Smoking tobacco has long been known to have detrimental effects on overall health, but its impact on oral health is often overlooked. Smoking can severely affect the mouth, teeth, gums, and oral health. This article will explore how smoking affects oral health and the importance of quitting smoking for a healthier mouth. Find here the right pediatric dentist Abu Dhabi.
Increased risk of gum disease:
Smoking is a significant risk factor for gum disease, also known as periodontal disease. It weakens the immune system and reduces blood flow to the gums, making it harder for the body to fight infection. As a result, smokers are more likely to develop gum disease, experience gum inflammation (gingivitis), and suffer from gum tissue damage.
One of the most noticeable effects of smoking on oral health is tooth discoloration. The nicotine and tar in tobacco can stain the enamel of the teeth, giving them a yellow or brownish appearance. Regular smoking can result in persistent and stubborn tooth discoloration that is difficult to remove through regular brushing and professional cleanings.
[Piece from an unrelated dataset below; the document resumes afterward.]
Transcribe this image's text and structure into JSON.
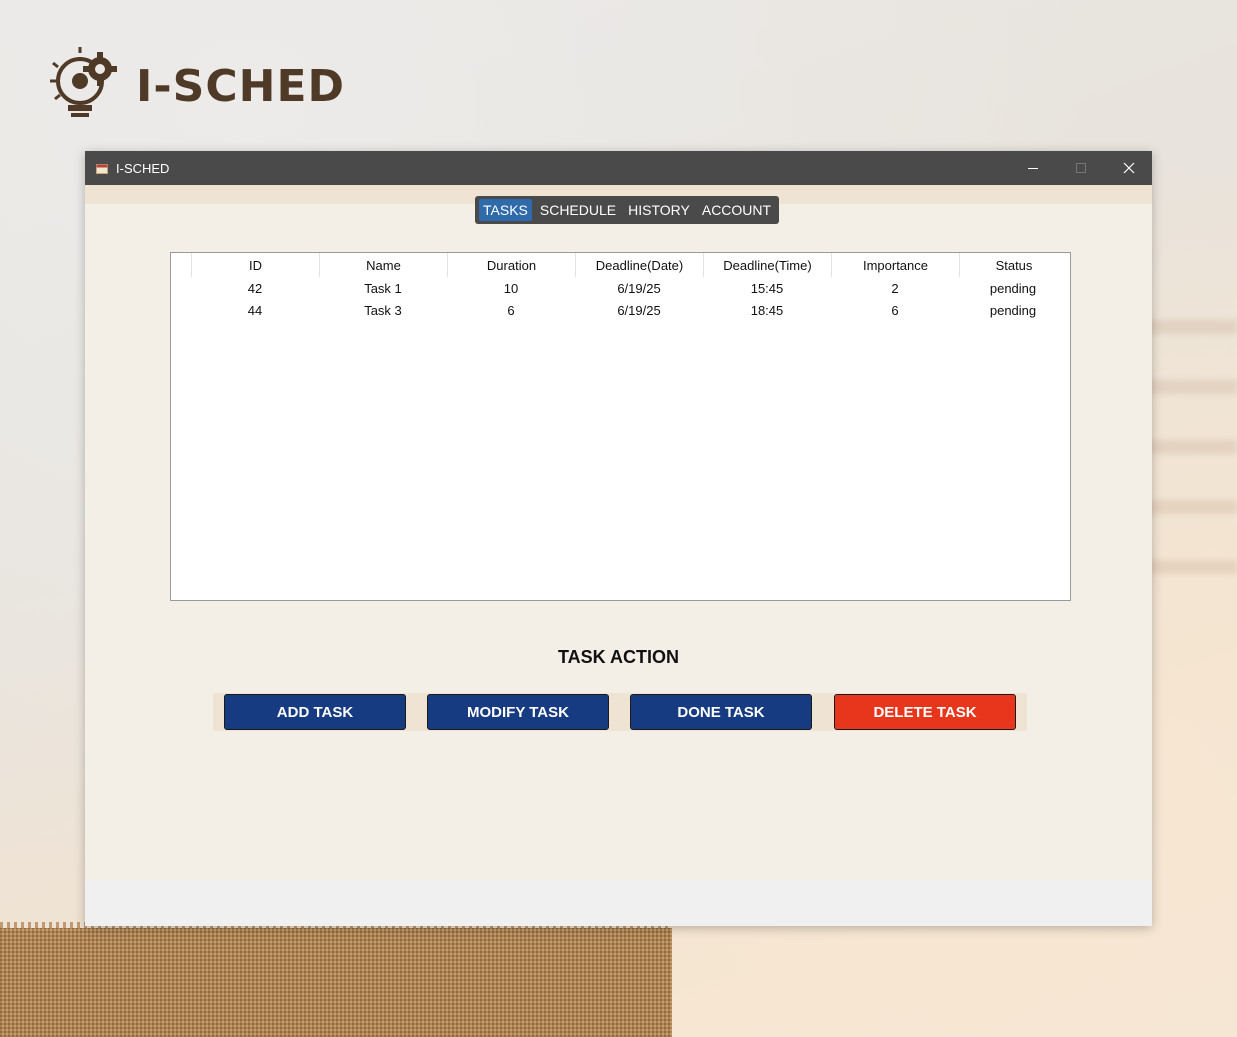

Smoking can cause persistent bad breath, also known as halitosis. The chemicals in tobacco smoke linger in the mouth, throat, and lungs, leading to an unpleasant odor that can be difficult to mask. In addition, smoking contributes to dry mouth, which further exacerbates bad breath.
Increased risk of oral cancer:
Smoking is a major risk factor for oral cancer, which includes cancers of the lips, tongue, cheeks, floor of the mouth, and throat. The carcinogens in tobacco smoke can damage the DNA in oral cells, leading to the development of cancerous cells. Smokers are six times more likely to develop oral cancer than non-smokers, making it crucial to quit smoking to reduce the risk.
Delayed healing and poor treatment outcomes:
Smoking can interfere with the body’s ability to heal properly after dental procedures and in cases of oral injuries. It impairs blood circulation, reduces oxygen supply to tissues, and weakens the immune system. As a result, smokers may experience delayed healing, increased risk of complications, and poor treatment outcomes.
Increased tooth loss:
Smokers have a higher risk of tooth loss compared to non-smokers. Gum disease, which is more prevalent among smokers, can cause gum recession, bone loss, and eventually tooth loss. The weakened state of oral tissues and compromised healing ability contribute to the deterioration of the supporting structures of the teeth.